◆ **TASK DIRECTIONS**: Please print the data shown below without any alteration.
SOURCE MATERIAL Start Marker
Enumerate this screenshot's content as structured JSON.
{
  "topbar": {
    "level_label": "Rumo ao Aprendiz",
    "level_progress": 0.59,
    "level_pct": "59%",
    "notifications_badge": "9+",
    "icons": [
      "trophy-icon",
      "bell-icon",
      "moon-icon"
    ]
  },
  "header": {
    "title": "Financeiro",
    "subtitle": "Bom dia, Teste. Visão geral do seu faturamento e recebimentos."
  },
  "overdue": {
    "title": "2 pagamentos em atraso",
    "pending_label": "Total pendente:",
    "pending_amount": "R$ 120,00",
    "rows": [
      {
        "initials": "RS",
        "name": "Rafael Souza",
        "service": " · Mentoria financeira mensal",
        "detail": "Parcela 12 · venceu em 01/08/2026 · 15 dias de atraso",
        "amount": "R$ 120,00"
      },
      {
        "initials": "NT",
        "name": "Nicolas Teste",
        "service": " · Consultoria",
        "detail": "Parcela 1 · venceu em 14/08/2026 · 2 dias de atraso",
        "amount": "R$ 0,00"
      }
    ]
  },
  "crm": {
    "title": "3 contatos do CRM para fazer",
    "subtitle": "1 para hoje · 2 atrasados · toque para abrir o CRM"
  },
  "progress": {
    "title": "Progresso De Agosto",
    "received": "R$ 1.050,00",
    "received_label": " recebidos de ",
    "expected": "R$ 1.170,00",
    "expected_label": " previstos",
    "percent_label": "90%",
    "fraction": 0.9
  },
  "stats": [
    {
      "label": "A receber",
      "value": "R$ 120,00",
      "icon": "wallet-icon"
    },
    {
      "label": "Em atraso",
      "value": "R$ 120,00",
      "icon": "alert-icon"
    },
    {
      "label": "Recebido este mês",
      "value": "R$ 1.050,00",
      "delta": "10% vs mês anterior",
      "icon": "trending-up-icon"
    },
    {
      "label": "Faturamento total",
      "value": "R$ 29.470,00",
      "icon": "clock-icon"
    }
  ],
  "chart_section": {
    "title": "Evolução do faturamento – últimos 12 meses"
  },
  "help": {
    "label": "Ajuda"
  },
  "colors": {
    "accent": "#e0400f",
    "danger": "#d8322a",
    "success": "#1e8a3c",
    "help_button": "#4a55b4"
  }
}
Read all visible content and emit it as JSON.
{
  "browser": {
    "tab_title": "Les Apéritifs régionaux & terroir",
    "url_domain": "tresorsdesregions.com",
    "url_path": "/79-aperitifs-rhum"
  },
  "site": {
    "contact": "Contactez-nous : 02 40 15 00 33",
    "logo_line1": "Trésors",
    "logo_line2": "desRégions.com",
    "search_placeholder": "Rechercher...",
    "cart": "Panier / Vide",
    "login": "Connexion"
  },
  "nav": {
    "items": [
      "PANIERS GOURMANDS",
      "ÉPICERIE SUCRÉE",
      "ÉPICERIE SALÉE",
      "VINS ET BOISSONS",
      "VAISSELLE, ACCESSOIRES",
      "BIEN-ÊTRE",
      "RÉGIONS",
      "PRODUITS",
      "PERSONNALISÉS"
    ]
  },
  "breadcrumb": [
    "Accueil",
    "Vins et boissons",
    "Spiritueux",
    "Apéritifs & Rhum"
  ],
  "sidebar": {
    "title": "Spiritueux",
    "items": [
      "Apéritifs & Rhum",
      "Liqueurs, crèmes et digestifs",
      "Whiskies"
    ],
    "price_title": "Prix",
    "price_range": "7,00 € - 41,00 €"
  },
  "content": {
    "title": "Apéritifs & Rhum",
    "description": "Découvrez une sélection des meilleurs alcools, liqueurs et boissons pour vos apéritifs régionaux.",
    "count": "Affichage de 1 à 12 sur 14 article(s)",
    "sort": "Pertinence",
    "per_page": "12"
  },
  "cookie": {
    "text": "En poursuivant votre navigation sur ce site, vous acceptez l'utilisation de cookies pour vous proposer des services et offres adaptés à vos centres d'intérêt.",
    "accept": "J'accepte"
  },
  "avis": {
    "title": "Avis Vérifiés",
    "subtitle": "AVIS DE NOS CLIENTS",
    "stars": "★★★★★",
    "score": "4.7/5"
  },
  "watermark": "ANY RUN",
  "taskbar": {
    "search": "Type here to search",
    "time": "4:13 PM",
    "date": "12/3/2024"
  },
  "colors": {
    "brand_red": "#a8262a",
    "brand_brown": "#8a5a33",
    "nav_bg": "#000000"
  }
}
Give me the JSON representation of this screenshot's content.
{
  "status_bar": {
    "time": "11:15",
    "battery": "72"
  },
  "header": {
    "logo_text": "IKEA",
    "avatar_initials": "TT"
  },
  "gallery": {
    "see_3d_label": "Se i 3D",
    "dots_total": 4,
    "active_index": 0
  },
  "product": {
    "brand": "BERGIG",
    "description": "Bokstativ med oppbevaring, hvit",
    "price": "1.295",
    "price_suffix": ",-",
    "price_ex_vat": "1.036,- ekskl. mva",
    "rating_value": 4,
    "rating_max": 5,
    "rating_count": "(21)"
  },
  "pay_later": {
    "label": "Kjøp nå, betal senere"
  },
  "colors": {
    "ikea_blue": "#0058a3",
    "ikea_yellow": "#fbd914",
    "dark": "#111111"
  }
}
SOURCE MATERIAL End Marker
◆ **FINISHED EXERCISE**:
Enumerate this screenshot's content as structured JSON.
{
  "topbar": {
    "level_label": "Rumo ao Aprendiz",
    "level_progress": 0.59,
    "level_pct": "59%",
    "notifications_badge": "9+",
    "icons": [
      "trophy-icon",
      "bell-icon",
      "moon-icon"
    ]
  },
  "header": {
    "title": "Financeiro",
    "subtitle": "Bom dia, Teste. Visão geral do seu faturamento e recebimentos."
  },
  "overdue": {
    "title": "2 pagamentos em atraso",
    "pending_label": "Total pendente:",
    "pending_amount": "R$ 120,00",
    "rows": [
      {
        "initials": "RS",
        "name": "Rafael Souza",
        "service": " · Mentoria financeira mensal",
        "detail": "Parcela 12 · venceu em 01/08/2026 · 15 dias de atraso",
        "amount": "R$ 120,00"
      },
      {
        "initials": "NT",
        "name": "Nicolas Teste",
        "service": " · Consultoria",
        "detail": "Parcela 1 · venceu em 14/08/2026 · 2 dias de atraso",
        "amount": "R$ 0,00"
      }
    ]
  },
  "crm": {
    "title": "3 contatos do CRM para fazer",
    "subtitle": "1 para hoje · 2 atrasados · toque para abrir o CRM"
  },
  "progress": {
    "title": "Progresso De Agosto",
    "received": "R$ 1.050,00",
    "received_label": " recebidos de ",
    "expected": "R$ 1.170,00",
    "expected_label": " previstos",
    "percent_label": "90%",
    "fraction": 0.9
  },
  "stats": [
    {
      "label": "A receber",
      "value": "R$ 120,00",
      "icon": "wallet-icon"
    },
    {
      "label": "Em atraso",
      "value": "R$ 120,00",
      "icon": "alert-icon"
    },
    {
      "label": "Recebido este mês",
      "value": "R$ 1.050,00",
      "delta": "10% vs mês anterior",
      "icon": "trending-up-icon"
    },
    {
      "label": "Faturamento total",
      "value": "R$ 29.470,00",
      "icon": "clock-icon"
    }
  ],
  "chart_section": {
    "title": "Evolução do faturamento – últimos 12 meses"
  },
  "help": {
    "label": "Ajuda"
  },
  "colors": {
    "accent": "#e0400f",
    "danger": "#d8322a",
    "success": "#1e8a3c",
    "help_button": "#4a55b4"
  }
}
Read all visible content and emit it as JSON.
{
  "browser": {
    "tab_title": "Les Apéritifs régionaux & terroir",
    "url_domain": "tresorsdesregions.com",
    "url_path": "/79-aperitifs-rhum"
  },
  "site": {
    "contact": "Contactez-nous : 02 40 15 00 33",
    "logo_line1": "Trésors",
    "logo_line2": "desRégions.com",
    "search_placeholder": "Rechercher...",
    "cart": "Panier / Vide",
    "login": "Connexion"
  },
  "nav": {
    "items": [
      "PANIERS GOURMANDS",
      "ÉPICERIE SUCRÉE",
      "ÉPICERIE SALÉE",
      "VINS ET BOISSONS",
      "VAISSELLE, ACCESSOIRES",
      "BIEN-ÊTRE",
      "RÉGIONS",
      "PRODUITS",
      "PERSONNALISÉS"
    ]
  },
  "breadcrumb": [
    "Accueil",
    "Vins et boissons",
    "Spiritueux",
    "Apéritifs & Rhum"
  ],
  "sidebar": {
    "title": "Spiritueux",
    "items": [
      "Apéritifs & Rhum",
      "Liqueurs, crèmes et digestifs",
      "Whiskies"
    ],
    "price_title": "Prix",
    "price_range": "7,00 € - 41,00 €"
  },
  "content": {
    "title": "Apéritifs & Rhum",
    "description": "Découvrez une sélection des meilleurs alcools, liqueurs et boissons pour vos apéritifs régionaux.",
    "count": "Affichage de 1 à 12 sur 14 article(s)",
    "sort": "Pertinence",
    "per_page": "12"
  },
  "cookie": {
    "text": "En poursuivant votre navigation sur ce site, vous acceptez l'utilisation de cookies pour vous proposer des services et offres adaptés à vos centres d'intérêt.",
    "accept": "J'accepte"
  },
  "avis": {
    "title": "Avis Vérifiés",
    "subtitle": "AVIS DE NOS CLIENTS",
    "stars": "★★★★★",
    "score": "4.7/5"
  },
  "watermark": "ANY RUN",
  "taskbar": {
    "search": "Type here to search",
    "time": "4:13 PM",
    "date": "12/3/2024"
  },
  "colors": {
    "brand_red": "#a8262a",
    "brand_brown": "#8a5a33",
    "nav_bg": "#000000"
  }
}
Give me the JSON representation of this screenshot's content.
{
  "status_bar": {
    "time": "11:15",
    "battery": "72"
  },
  "header": {
    "logo_text": "IKEA",
    "avatar_initials": "TT"
  },
  "gallery": {
    "see_3d_label": "Se i 3D",
    "dots_total": 4,
    "active_index": 0
  },
  "product": {
    "brand": "BERGIG",
    "description": "Bokstativ med oppbevaring, hvit",
    "price": "1.295",
    "price_suffix": ",-",
    "price_ex_vat": "1.036,- ekskl. mva",
    "rating_value": 4,
    "rating_max": 5,
    "rating_count": "(21)"
  },
  "pay_later": {
    "label": "Kjøp nå, betal senere"
  },
  "colors": {
    "ikea_blue": "#0058a3",
    "ikea_yellow": "#fbd914",
    "dark": "#111111"
  }
}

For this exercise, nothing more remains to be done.